You have recently discussed the concept of using the voice of the experts to drive reliability improvements. Can you elaborate on this concept?

Our voice of the experts process is a structured brainstorming approach that we use to improve plant performance. We’ve been using it primarily as an improvement tool for operational reliability, but there are other applications as well. In our case, the experts in this process come from all levels of the plant, from the maintenance craftsperson to the plant leader to the technology expert. We ask leading questions, we collect feedback, and then we help the plant prioritise their ideas into continuous improvement projects. Perhaps most importantly, we help the plant execute the highest value projects first so they can realise the benefits of those improvements right away. We’ve been using the process for a number of years, and the improvement projects have a lot of different scopes. Sometimes they fall into a more technical project, and we can bring in an expert to help the plant solve the issue. Sometimes the problems are more of a work process; maybe the plant doesn’t have a good meeting structure or metric structure or dashboard, or maybe they don’t have good hand-offs between maintenance and operations, and we can help with those things as well.


When you meet with the experts in the different facilities, what are some of the important questions that you’re asking them?

We do some of our own data mining upfront in order to identify where those improvement opportunities might be in the plant, but of course, we really want to hear from the people who are in that plant every day, who maybe have spent their whole career working in that environment... [...]
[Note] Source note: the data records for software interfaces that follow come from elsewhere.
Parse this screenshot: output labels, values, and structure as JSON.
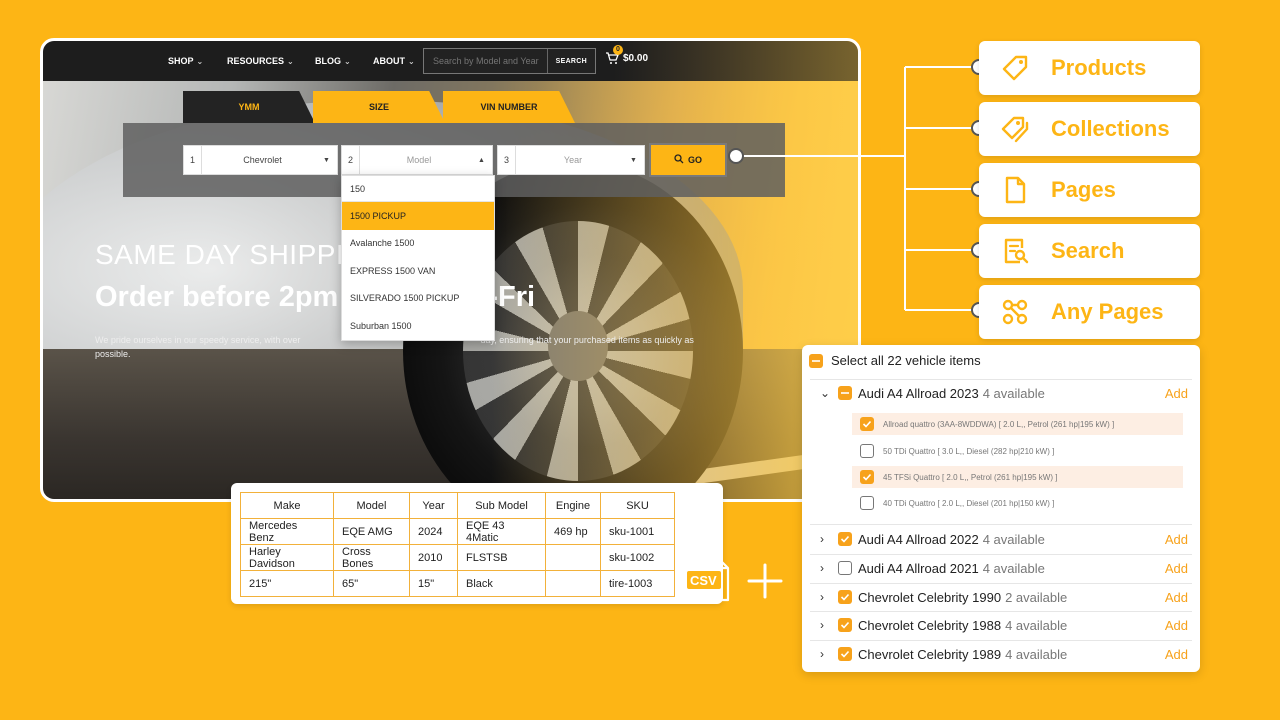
{
  "store": {
    "nav": [
      {
        "label": "SHOP"
      },
      {
        "label": "RESOURCES"
      },
      {
        "label": "BLOG"
      },
      {
        "label": "ABOUT"
      }
    ],
    "search_placeholder": "Search by Model and Year",
    "search_button": "SEARCH",
    "cart_count": "0",
    "cart_total": "$0.00",
    "tabs": [
      "YMM",
      "SIZE",
      "VIN NUMBER"
    ],
    "selects": [
      {
        "num": "1",
        "value": "Chevrolet"
      },
      {
        "num": "2",
        "value": "Model"
      },
      {
        "num": "3",
        "value": "Year"
      }
    ],
    "go_label": "GO",
    "dropdown": {
      "query": "150",
      "items": [
        "1500 PICKUP",
        "Avalanche 1500",
        "EXPRESS 1500 VAN",
        "SILVERADO 1500 PICKUP",
        "Suburban 1500"
      ],
      "highlighted_index": 0
    },
    "hero": {
      "line1": "SAME DAY SHIPPI",
      "line2": "Order before 2pm",
      "line2_tail": "-Fri",
      "text": "We pride ourselves in our speedy service, with over",
      "text_mid": "day, ensuring that your purchased items as quickly as",
      "text_end": "possible."
    }
  },
  "features": [
    {
      "label": "Products",
      "icon": "tag-icon"
    },
    {
      "label": "Collections",
      "icon": "tags-icon"
    },
    {
      "label": "Pages",
      "icon": "page-icon"
    },
    {
      "label": "Search",
      "icon": "search-doc-icon"
    },
    {
      "label": "Any Pages",
      "icon": "nodes-icon"
    }
  ],
  "vehicles": {
    "select_all": "Select all 22 vehicle items",
    "add_label": "Add",
    "groups": [
      {
        "name": "Audi A4 Allroad 2023",
        "available": "4 available",
        "state": "partial",
        "expanded": true,
        "items": [
          {
            "label": "Allroad quattro (3AA-8WDDWA) [ 2.0 L,, Petrol (261 hp|195 kW) ]",
            "checked": true
          },
          {
            "label": "50 TDi Quattro [ 3.0 L,, Diesel (282 hp|210 kW) ]",
            "checked": false
          },
          {
            "label": "45 TFSi Quattro [ 2.0 L,, Petrol (261 hp|195 kW) ]",
            "checked": true
          },
          {
            "label": "40 TDi Quattro [ 2.0 L,, Diesel (201 hp|150 kW) ]",
            "checked": false
          }
        ]
      },
      {
        "name": "Audi A4 Allroad 2022",
        "available": "4 available",
        "state": "checked",
        "expanded": false
      },
      {
        "name": "Audi A4 Allroad 2021",
        "available": "4 available",
        "state": "empty",
        "expanded": false
      },
      {
        "name": "Chevrolet Celebrity 1990",
        "available": "2 available",
        "state": "checked",
        "expanded": false
      },
      {
        "name": "Chevrolet Celebrity 1988",
        "available": "4 available",
        "state": "checked",
        "expanded": false
      },
      {
        "name": "Chevrolet Celebrity 1989",
        "available": "4 available",
        "state": "checked",
        "expanded": false
      }
    ]
  },
  "table": {
    "headers": [
      "Make",
      "Model",
      "Year",
      "Sub Model",
      "Engine",
      "SKU"
    ],
    "rows": [
      [
        "Mercedes Benz",
        "EQE AMG",
        "2024",
        "EQE 43 4Matic",
        "469 hp",
        "sku-1001"
      ],
      [
        "Harley Davidson",
        "Cross Bones",
        "2010",
        "FLSTSB",
        "",
        "sku-1002"
      ],
      [
        "215\"",
        "65\"",
        "15\"",
        "Black",
        "",
        "tire-1003"
      ]
    ]
  },
  "csv_label": "CSV",
  "colors": {
    "accent": "#fdb515",
    "check": "#f7a21b",
    "dark": "#1d1d1d"
  }
}
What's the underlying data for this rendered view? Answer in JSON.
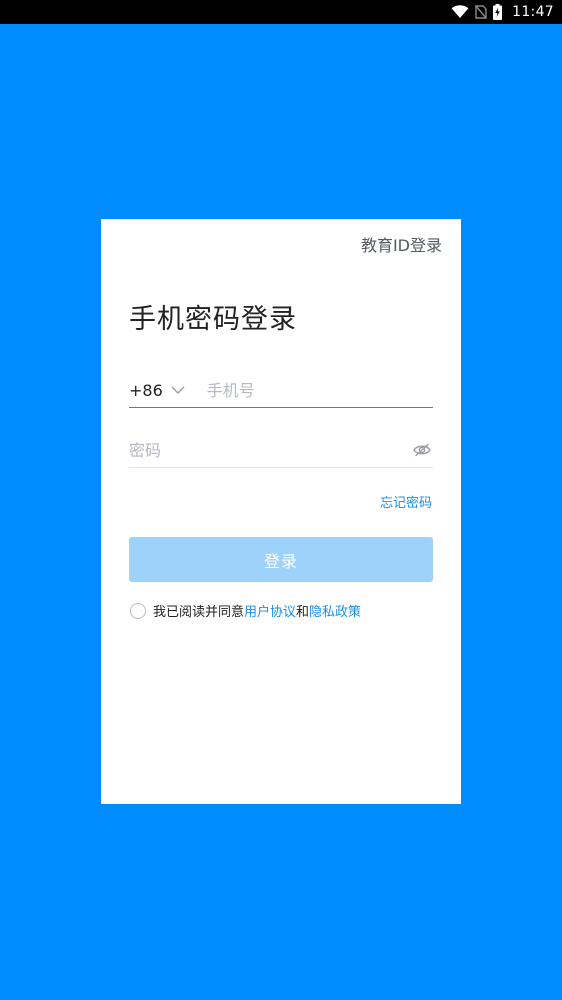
{
  "status_bar": {
    "time": "11:47",
    "icons": [
      "wifi-icon",
      "no-sim-icon",
      "battery-charging-icon"
    ]
  },
  "card": {
    "edu_login_link": "教育ID登录",
    "title": "手机密码登录",
    "phone": {
      "country_code": "+86",
      "placeholder": "手机号",
      "value": ""
    },
    "password": {
      "placeholder": "密码",
      "value": "",
      "toggle_icon": "eye-off-icon"
    },
    "forgot_password": "忘记密码",
    "login_button": "登录",
    "agreement": {
      "prefix": "我已阅读并同意",
      "user_agreement": "用户协议",
      "conjunction": "和",
      "privacy_policy": "隐私政策",
      "checked": false
    }
  },
  "colors": {
    "background": "#008cff",
    "accent": "#1a8fe6",
    "button_disabled": "#9dd2fb",
    "status_bar": "#000000"
  }
}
To continue to read this exclusive interview, click here. 



Return to Blog